Record excerpts:
____________
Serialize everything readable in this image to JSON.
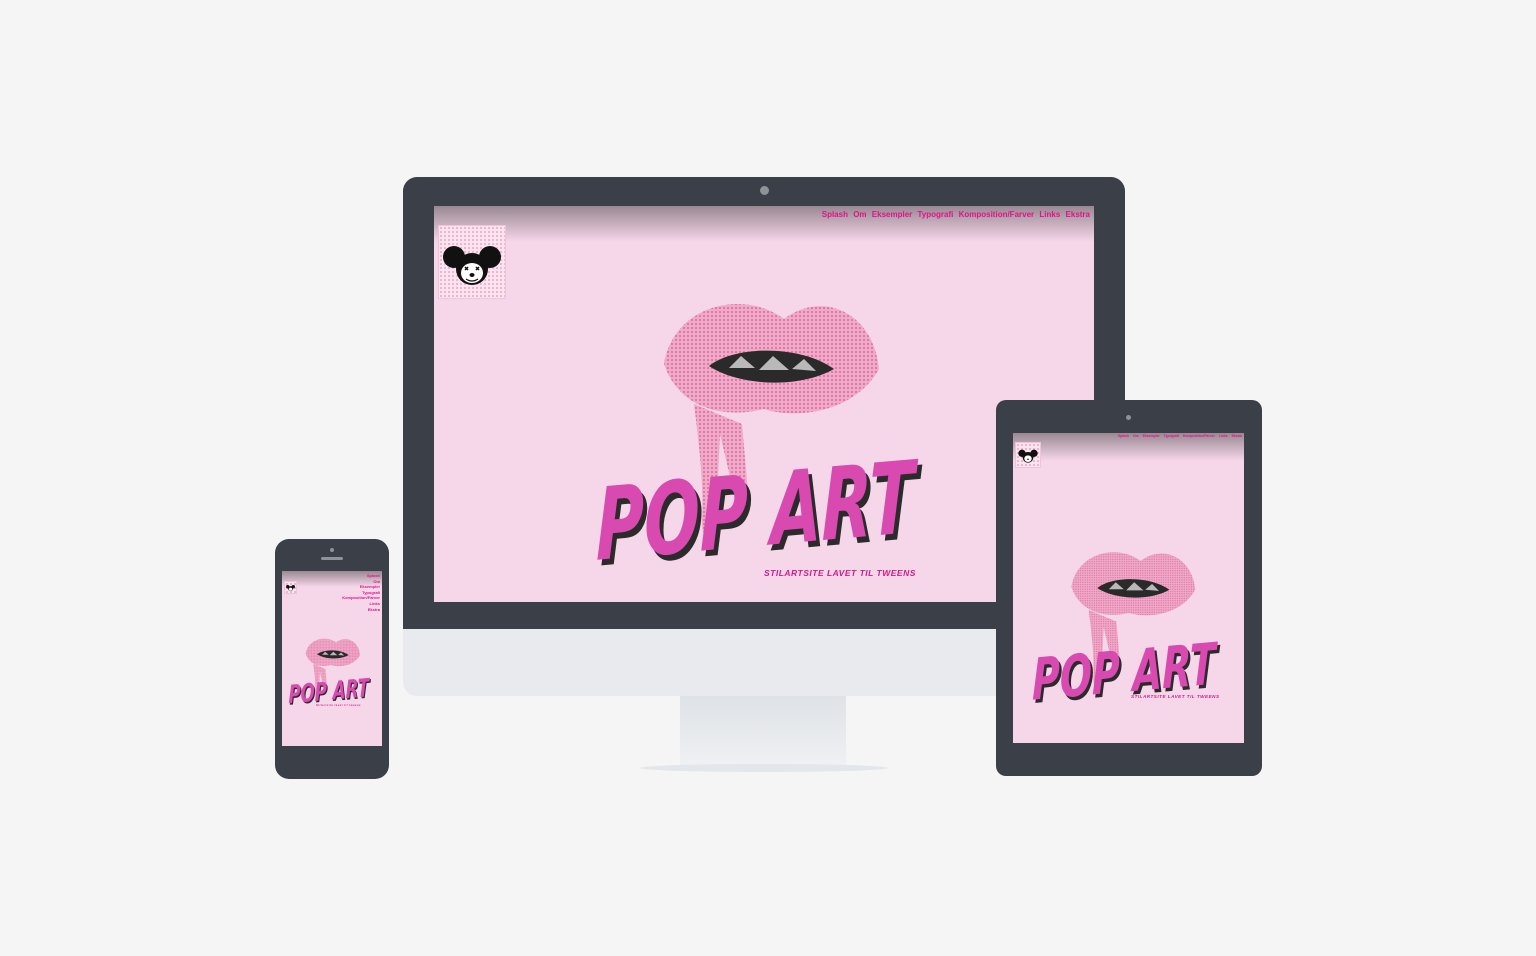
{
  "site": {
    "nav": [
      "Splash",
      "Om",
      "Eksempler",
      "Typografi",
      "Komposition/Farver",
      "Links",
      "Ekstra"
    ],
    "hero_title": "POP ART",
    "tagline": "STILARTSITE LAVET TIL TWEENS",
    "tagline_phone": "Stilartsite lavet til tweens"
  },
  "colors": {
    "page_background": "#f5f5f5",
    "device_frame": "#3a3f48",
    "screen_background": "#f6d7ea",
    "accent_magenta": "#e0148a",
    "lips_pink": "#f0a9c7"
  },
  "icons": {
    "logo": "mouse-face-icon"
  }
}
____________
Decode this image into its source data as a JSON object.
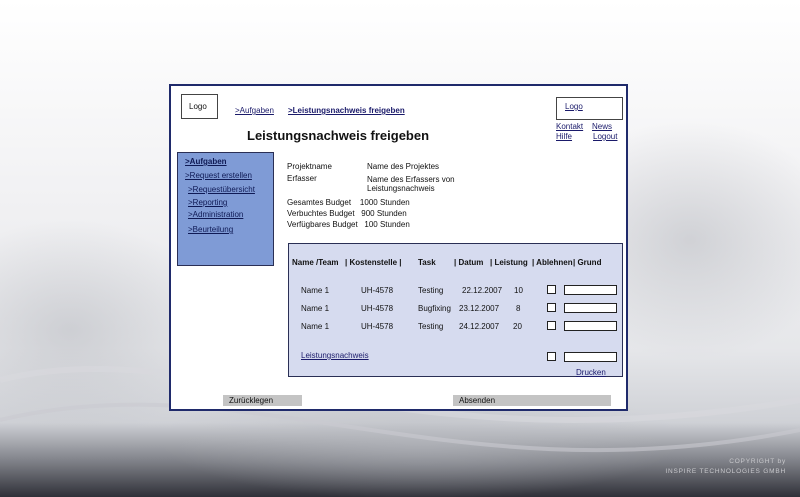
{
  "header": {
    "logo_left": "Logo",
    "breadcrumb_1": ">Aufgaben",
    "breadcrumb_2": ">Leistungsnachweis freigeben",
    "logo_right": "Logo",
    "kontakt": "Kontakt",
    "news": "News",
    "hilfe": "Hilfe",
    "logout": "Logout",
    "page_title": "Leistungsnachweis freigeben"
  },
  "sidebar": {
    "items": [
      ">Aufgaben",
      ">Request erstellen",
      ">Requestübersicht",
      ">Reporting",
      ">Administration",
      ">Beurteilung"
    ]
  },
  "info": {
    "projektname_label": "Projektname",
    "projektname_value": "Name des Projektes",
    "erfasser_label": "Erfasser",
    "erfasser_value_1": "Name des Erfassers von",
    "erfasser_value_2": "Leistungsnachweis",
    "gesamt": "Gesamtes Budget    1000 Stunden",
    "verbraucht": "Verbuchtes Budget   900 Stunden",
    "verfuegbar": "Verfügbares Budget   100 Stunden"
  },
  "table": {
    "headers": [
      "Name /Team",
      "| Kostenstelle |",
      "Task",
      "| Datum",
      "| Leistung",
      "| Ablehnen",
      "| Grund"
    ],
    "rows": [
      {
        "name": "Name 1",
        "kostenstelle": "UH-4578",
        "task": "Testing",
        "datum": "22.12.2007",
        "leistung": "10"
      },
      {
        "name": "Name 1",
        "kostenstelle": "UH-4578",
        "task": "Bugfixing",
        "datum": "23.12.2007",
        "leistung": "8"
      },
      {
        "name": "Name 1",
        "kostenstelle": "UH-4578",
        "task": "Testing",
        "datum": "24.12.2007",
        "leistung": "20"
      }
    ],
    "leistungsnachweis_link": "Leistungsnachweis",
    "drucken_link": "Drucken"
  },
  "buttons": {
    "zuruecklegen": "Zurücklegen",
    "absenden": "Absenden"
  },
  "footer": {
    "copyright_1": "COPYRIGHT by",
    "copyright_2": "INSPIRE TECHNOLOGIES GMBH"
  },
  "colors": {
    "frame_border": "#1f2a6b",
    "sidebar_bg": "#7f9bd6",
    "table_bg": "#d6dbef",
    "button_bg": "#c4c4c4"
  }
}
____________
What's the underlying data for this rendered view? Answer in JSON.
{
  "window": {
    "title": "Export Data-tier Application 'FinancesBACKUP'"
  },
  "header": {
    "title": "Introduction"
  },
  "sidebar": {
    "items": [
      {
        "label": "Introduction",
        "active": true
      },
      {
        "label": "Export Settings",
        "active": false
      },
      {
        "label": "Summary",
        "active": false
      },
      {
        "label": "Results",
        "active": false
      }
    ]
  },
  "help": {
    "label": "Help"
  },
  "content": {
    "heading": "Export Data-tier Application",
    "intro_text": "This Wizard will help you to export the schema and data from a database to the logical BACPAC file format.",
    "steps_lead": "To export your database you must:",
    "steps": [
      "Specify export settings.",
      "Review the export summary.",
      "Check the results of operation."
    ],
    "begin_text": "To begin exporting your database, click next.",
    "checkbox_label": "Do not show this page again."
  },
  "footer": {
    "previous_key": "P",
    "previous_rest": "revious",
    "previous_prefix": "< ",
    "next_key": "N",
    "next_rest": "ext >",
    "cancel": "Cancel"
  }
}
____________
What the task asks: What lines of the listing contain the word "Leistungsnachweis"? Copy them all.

Result of this exercise:
    "breadcrumb_2": ">Leistungsnachweis freigeben",
    "page_title": "Leistungsnachweis freigeben"
    "erfasser_value_2": "Leistungsnachweis",
    "leistungsnachweis_link": "Leistungsnachweis",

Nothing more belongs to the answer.